A court’s guiding principle in dividing community property in a divorce is based upon the “just and right” standard. Although each spouse has an equal interest in community property, the division won’t necessarily be fifty-fifty. Here is a list of 5 factors that can affect the court’s award of community property.
1. Who has the children? Do the children have particular or expensive needs that would justify awarding one spouse more property due to the increased need at home?
2. Education and Employability? Will one spouse have to start over because he put the other through graduate school while neglecting his own career?
3. Separate Property? If one spouse inherited enough for a lifetime, a court could award the other spouse a disproportionate share of the community.
4. Fraud. If a spouse lent money to his girlfriend during the marriage, an argument could be made that he is entitled to less because of the fraud.
5. Age. Is one spouse going to live a lot longer?

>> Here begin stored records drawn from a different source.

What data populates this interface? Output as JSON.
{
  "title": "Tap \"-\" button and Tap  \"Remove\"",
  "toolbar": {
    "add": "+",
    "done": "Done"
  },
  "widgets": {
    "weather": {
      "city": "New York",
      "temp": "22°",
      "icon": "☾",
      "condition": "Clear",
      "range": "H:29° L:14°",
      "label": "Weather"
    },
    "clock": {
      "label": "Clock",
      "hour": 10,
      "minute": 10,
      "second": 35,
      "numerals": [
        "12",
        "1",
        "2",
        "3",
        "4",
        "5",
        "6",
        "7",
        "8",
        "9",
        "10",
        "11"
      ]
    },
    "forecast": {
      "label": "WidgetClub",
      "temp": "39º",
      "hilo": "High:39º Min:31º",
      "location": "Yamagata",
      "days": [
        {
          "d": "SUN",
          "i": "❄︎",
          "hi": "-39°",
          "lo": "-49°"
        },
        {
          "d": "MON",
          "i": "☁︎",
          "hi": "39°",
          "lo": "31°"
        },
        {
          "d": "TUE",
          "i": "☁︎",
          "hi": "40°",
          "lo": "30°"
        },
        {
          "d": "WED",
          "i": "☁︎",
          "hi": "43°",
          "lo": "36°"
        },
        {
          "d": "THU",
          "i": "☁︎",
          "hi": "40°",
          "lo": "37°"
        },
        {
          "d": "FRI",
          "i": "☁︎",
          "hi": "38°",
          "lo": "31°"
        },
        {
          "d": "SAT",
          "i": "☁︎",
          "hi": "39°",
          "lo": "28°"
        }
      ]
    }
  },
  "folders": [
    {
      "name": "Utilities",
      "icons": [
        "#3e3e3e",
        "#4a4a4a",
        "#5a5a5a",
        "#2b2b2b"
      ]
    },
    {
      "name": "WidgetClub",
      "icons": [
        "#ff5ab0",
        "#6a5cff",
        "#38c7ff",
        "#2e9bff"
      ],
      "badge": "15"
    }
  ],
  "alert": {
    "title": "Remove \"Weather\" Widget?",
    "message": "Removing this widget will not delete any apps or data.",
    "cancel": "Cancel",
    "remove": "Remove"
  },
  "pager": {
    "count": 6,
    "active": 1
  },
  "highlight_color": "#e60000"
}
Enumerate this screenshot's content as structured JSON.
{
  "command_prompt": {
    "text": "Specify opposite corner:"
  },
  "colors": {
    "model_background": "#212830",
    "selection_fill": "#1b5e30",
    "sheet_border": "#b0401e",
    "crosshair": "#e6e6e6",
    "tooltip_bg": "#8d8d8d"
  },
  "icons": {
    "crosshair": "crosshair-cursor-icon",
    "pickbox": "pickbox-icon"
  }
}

Maybe Ashton Kutcher could make the argument that he will live longer and need more assets.